So, we might see black holes at LHC, then again we might not. Depends on some fundamental knowledge we don't possess!

Edit: Original Question

Hawking Radion makes sense mathematically. If you look at particle pairs being created and annihilated from the vacuum, the maths works in terms of one pair from the particle being 'sucked in' to the black hole, where the massive gravitational forces involve essentially relativistically reverse the energy of the particle, so that energy is conserved. Otherwise you'd wouldn't have conservation of energy.

Hope this helps.

Last edited: May 23, 2005
3. May 23, 2005

wolram

Thanks for that JAMES.

Luckily enough there's going to be a new particle accelerator turned on in a couple of years - LHC (the Large Hadron Collider) at CERN. This will accelerate protons towards each other at 7TeV a piece - 14TeV centre of mass energy.

So a proof of QG may come from CERN? Seems that HR is dependant on
many things so far unknown.

sorry i do not know the units at bottom of post.

4. May 23, 2005

dextercioby

"picobarn".$1pb=10^{-40}m^{2}$.

Daniel.

5. May 23, 2005

wolram

Thanks DEXTERCIOBY.

A barn is a unit of area, abbreviated mostly as "bn", equal to 10−28 m2. Although not an official SI unit, it is widely used by nuclear physicists, since it is convenient for expressing the cross sectional area of nuclei and nuclear reactions. A barn is approximately equal to the area of a uranium nucleus. The etymology is clearly whimsical -- the unit is said to be "as big as a barn" compared to the typical cross sections for nuclear reactions.

6. May 23, 2005

James Jackson

Yes, a barn can (very roughly) be taken as a representation of the probability of a certain decay process occuring. It's historically based in scattering and fixed target experiments.

I wouldn't say a proof of QG will come from LHC, just that we might see what looks like black holes evaporating, dependant on lots of things (backgrounds, relative intensities, cross sections etc etc). How this links to QG I'm not entierly sure, not being an expert on it... My work recently has been looking at techniques for more accurate event reconstruction in linear collider vertex detectors, but as I say I've picked up a fair bit of info on black holes at LHC from a friend who's been looking into them.

7. May 23, 2005

wolram

James may i give you this,
http://arxiv.org/PS_cache/gr-qc/pdf/9603/9603064.pdf [Broken]

Last edited by a moderator: May 2, 2017
8. May 23, 2005

James Jackson

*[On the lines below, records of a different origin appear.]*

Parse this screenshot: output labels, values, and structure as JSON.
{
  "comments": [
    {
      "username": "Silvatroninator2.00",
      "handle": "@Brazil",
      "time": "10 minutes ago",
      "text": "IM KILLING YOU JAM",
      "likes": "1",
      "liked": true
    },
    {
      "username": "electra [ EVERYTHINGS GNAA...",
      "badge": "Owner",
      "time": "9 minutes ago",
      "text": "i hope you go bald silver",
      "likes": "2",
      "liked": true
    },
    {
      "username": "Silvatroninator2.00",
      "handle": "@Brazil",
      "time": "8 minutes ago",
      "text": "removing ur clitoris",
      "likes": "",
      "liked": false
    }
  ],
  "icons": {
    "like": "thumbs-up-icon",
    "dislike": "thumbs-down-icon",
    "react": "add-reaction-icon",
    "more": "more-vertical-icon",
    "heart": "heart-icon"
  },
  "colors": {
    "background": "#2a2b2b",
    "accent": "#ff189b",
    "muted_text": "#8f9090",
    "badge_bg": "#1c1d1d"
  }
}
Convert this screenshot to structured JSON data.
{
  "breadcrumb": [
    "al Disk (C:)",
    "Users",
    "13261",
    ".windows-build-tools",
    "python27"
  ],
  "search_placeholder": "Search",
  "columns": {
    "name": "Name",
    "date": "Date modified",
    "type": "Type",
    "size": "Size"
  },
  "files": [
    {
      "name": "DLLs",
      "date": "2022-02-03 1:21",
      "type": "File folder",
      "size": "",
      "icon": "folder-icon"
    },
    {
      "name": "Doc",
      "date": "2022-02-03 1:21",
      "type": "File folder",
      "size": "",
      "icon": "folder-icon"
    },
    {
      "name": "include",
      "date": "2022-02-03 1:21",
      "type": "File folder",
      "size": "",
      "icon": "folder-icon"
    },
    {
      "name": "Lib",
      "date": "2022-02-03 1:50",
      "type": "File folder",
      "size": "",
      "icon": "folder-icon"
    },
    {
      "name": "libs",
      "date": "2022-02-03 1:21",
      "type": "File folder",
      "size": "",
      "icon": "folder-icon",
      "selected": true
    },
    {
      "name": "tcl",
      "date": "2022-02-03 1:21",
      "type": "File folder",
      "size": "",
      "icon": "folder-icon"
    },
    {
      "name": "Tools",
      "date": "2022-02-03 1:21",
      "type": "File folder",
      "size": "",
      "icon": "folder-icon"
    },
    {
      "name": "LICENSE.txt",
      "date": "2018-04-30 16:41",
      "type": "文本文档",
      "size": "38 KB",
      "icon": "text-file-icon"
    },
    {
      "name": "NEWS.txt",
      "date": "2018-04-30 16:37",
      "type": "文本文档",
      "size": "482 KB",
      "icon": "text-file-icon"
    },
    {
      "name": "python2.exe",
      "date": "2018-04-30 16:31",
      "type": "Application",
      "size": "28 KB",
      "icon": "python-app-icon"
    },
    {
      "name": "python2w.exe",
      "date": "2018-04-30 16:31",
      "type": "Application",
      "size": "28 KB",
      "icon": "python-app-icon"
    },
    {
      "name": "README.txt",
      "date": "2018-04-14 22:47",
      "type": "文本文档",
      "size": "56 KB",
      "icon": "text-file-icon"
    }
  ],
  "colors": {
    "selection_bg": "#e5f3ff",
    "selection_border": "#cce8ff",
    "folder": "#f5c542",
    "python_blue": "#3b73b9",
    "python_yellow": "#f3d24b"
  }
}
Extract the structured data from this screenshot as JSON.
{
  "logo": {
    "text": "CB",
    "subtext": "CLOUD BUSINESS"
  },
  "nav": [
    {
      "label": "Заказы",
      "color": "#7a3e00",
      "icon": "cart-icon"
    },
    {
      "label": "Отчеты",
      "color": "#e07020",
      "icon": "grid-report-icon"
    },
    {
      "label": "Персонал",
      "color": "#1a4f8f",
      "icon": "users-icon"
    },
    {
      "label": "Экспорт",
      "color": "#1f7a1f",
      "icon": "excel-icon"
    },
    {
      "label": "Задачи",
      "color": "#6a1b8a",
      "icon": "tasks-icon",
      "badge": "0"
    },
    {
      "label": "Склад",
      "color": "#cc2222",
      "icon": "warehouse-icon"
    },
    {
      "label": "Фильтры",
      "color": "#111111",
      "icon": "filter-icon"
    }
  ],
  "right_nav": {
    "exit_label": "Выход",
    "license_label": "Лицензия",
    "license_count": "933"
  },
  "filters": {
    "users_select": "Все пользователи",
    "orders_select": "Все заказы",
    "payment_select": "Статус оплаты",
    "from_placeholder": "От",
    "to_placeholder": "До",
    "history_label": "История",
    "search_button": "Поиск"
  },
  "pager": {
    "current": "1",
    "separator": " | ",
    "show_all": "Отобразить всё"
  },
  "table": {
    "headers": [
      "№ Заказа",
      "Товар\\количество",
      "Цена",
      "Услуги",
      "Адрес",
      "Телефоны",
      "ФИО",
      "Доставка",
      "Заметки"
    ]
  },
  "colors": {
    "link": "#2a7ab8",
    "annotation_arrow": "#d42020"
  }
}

You may. Interesting paper - would you like me to comment on it in some way?

9. May 24, 2005

wolram

Please, i am interested in the possibility that HR will give a signature of
QG in future cern experiments. I only know what i have read an could
have the wrong end of the stick.

10. May 24, 2005

James Jackson

What the paper seems to be saying is that if loop gravity is a correct theory (and I know nothing about it...) then macroscopic black holes will emit thermal Hawking Radiation, and not some horrifically over quantised spectrum that had been previously derived using a niaeve method.

As a sidenote, the curve you get from Hawking radiation resembles a black body curve very closely, except there are small pertubations due to things called grey body factors.

So... If we see black hole evaporation at the LHC, and we can separate it from backgrounds etc, we should be able to get a curve representing the Hawking Radiation, in which case, following that paper, it looks like a point for the predictions of quantum loop gravity.

That's my take on it anyway, it's not an overly complex paper at all, so I think I've got the right end of the stick.

11. May 24, 2005

wolram

Thankyou JAMES

Some thing to look for in future papers i hope.

12. May 24, 2005

James Jackson

Got to get the accelerator and detectors working first... They've started lowering the accelerator magnets now, which is nice.